Exercise:
Gather each line in the entries that includes the string "index".
────────────────────
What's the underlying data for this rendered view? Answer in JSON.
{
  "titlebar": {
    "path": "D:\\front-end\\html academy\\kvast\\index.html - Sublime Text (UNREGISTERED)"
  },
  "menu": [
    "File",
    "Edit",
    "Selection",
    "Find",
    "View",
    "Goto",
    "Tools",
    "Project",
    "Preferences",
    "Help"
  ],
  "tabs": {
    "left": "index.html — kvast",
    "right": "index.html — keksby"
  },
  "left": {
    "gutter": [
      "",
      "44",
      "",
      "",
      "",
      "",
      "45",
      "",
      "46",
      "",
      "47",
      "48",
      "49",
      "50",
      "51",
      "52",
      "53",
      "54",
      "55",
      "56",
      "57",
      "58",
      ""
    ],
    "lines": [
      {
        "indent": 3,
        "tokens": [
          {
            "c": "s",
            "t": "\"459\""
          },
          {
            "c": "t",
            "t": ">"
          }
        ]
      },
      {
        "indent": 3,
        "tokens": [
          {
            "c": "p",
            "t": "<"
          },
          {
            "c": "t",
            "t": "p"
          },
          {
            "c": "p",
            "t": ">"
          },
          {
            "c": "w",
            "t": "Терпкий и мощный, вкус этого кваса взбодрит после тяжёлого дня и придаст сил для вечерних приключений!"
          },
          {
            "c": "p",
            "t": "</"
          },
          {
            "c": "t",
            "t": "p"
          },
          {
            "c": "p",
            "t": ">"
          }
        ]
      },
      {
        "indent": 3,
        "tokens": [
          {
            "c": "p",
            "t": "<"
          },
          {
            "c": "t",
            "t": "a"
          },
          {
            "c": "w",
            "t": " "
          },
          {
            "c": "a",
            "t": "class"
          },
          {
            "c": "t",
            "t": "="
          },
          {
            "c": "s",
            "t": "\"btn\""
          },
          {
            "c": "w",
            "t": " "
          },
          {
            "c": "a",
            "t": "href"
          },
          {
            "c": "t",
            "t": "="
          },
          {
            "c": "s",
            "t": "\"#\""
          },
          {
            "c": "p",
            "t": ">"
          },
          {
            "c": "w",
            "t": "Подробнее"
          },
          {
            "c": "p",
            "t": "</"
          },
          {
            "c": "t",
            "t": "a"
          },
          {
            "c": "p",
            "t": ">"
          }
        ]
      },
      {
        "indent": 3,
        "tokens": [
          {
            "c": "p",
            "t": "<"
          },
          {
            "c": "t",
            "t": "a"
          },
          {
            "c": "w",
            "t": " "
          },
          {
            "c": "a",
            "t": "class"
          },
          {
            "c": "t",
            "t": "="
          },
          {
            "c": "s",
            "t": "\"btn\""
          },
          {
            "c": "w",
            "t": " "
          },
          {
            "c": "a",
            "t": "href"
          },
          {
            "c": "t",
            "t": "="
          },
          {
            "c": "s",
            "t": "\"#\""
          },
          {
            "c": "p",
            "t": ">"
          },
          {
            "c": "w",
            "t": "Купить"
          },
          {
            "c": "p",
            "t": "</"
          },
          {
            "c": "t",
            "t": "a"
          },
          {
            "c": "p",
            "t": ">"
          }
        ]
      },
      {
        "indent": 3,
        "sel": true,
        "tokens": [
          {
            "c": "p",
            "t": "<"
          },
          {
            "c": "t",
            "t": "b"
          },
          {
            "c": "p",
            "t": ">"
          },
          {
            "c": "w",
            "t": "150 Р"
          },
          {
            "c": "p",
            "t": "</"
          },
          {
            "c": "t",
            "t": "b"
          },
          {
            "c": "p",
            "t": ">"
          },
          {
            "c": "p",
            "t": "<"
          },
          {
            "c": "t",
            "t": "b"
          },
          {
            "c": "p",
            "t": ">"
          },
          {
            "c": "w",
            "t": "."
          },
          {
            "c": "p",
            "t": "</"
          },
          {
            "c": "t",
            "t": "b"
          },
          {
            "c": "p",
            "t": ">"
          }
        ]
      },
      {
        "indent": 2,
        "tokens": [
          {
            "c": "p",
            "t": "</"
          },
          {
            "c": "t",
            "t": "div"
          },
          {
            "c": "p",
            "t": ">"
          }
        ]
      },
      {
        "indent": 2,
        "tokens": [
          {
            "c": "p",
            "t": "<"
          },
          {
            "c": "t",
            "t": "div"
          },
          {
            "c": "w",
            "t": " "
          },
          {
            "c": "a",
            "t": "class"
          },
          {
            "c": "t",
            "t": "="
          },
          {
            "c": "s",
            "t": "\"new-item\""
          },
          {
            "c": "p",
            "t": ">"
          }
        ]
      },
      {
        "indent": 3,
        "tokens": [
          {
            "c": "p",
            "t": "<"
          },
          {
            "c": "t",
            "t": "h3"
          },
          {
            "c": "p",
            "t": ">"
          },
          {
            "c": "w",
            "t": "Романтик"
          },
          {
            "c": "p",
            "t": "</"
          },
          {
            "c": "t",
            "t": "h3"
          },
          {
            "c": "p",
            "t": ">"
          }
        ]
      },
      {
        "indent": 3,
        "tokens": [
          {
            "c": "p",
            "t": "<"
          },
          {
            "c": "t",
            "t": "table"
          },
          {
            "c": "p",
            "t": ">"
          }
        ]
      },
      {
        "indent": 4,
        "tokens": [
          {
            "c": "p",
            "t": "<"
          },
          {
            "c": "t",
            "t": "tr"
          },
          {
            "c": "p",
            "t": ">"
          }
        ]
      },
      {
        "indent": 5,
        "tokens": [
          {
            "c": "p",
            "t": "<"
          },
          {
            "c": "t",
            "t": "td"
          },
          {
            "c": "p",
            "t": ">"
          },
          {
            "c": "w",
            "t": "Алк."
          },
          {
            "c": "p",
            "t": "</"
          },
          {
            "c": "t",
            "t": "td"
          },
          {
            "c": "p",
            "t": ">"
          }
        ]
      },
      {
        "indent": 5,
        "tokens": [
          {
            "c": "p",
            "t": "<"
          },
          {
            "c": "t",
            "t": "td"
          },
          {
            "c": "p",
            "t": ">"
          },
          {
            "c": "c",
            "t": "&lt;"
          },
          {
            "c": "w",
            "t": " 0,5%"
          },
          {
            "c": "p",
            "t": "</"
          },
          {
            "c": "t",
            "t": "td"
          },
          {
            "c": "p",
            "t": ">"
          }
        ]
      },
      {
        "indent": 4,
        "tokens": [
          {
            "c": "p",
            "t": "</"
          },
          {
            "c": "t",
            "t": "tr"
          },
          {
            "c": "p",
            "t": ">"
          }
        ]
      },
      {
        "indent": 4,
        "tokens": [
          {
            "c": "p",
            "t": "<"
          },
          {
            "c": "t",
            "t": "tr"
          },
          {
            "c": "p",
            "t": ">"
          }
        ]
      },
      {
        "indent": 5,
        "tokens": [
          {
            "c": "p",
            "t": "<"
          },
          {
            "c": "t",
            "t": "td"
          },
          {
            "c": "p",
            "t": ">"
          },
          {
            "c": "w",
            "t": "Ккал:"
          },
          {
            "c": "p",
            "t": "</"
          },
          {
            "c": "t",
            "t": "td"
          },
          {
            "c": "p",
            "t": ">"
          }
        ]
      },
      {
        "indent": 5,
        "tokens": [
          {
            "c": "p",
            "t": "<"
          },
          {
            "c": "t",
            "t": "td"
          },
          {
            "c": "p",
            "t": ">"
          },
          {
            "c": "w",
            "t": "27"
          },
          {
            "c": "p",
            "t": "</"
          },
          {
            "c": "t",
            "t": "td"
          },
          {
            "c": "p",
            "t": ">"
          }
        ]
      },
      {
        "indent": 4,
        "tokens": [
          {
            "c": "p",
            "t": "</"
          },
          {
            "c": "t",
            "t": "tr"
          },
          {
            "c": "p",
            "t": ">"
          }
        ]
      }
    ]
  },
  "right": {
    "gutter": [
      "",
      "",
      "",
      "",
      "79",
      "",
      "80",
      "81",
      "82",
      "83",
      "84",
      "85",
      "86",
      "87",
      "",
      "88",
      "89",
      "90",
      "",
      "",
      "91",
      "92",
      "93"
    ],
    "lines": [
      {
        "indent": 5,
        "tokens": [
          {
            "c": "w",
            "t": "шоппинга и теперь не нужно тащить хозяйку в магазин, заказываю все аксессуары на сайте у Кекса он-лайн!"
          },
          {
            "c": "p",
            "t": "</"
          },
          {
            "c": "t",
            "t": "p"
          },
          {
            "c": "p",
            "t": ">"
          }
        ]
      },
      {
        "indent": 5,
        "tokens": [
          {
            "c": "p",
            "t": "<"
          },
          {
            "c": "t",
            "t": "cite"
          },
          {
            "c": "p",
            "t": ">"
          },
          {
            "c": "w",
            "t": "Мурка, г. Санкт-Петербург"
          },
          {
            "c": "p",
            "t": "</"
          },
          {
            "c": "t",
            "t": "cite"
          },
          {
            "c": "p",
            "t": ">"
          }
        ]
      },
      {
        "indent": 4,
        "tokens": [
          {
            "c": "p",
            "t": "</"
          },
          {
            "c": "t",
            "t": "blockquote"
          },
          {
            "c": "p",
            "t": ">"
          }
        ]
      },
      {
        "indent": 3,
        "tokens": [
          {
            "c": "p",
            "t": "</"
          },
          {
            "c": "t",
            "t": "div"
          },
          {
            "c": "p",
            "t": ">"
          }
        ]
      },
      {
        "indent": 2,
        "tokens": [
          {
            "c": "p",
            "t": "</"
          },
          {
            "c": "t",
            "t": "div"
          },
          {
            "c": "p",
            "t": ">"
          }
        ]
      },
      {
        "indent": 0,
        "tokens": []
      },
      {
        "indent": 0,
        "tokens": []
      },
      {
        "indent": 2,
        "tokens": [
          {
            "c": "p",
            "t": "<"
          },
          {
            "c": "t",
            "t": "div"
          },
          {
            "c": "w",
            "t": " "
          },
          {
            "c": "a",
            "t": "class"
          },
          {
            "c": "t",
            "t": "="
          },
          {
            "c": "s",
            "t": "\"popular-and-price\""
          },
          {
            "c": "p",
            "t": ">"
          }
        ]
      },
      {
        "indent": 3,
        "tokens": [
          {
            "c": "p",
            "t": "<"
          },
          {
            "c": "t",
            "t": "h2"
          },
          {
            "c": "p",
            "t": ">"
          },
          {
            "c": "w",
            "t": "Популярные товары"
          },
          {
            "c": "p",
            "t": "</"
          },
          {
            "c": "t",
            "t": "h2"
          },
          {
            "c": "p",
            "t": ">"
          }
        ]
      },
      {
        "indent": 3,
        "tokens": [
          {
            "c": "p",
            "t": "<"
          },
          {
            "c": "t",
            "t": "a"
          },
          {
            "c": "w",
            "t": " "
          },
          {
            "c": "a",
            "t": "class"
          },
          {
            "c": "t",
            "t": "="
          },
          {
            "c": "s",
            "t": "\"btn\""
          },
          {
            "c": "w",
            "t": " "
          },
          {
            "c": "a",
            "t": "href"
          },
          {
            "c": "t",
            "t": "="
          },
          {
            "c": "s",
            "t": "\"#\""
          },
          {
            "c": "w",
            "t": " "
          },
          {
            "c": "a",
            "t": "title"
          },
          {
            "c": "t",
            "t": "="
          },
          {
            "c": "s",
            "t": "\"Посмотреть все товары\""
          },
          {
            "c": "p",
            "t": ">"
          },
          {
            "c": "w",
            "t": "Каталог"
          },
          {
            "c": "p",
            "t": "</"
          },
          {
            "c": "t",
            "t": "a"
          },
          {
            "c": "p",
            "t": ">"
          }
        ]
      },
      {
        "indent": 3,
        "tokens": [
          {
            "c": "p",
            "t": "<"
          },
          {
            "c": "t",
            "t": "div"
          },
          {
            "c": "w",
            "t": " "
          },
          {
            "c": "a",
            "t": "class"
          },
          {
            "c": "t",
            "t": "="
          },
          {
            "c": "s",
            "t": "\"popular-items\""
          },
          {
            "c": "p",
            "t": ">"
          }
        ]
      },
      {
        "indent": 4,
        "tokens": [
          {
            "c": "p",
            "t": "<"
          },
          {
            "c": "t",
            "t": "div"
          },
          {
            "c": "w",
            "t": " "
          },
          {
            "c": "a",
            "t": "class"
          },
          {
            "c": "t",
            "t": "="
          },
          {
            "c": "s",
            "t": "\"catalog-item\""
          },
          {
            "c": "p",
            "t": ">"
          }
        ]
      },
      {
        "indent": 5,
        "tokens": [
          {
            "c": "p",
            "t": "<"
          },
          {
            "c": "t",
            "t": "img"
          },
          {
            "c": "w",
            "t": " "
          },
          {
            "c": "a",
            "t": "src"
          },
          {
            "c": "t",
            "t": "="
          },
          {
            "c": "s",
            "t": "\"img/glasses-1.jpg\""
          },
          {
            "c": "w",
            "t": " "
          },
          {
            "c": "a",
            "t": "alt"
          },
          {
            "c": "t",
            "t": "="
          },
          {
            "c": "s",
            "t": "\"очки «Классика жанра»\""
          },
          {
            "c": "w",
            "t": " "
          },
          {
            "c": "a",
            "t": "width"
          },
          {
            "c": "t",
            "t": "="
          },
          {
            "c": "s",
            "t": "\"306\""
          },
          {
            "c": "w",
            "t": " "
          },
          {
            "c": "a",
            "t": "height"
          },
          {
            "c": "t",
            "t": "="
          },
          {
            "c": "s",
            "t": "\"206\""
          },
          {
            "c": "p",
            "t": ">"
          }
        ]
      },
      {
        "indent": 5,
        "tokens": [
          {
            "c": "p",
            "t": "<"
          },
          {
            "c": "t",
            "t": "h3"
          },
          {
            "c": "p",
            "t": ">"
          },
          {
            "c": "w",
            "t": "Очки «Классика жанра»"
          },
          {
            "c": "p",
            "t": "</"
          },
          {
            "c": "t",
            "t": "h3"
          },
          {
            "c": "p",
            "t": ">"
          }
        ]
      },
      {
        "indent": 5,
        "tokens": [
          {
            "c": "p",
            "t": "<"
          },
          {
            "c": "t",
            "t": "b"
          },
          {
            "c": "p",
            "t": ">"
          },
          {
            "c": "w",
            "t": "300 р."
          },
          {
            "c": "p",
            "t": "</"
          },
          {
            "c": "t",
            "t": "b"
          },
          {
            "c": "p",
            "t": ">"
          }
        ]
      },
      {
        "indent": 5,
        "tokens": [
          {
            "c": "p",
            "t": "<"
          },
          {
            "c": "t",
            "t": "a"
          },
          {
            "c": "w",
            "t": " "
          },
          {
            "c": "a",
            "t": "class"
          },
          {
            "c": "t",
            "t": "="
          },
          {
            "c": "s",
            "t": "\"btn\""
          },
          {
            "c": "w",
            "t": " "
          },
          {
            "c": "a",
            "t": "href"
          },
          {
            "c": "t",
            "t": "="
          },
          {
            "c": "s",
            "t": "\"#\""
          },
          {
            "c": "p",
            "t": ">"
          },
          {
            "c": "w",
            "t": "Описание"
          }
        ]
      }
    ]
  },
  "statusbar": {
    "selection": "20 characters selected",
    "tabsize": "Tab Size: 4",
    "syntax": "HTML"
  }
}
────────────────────
Answer area:
    "path": "D:\\front-end\\html academy\\kvast\\index.html - Sublime Text (UNREGISTERED)"
    "left": "index.html — kvast",
    "right": "index.html — keksby"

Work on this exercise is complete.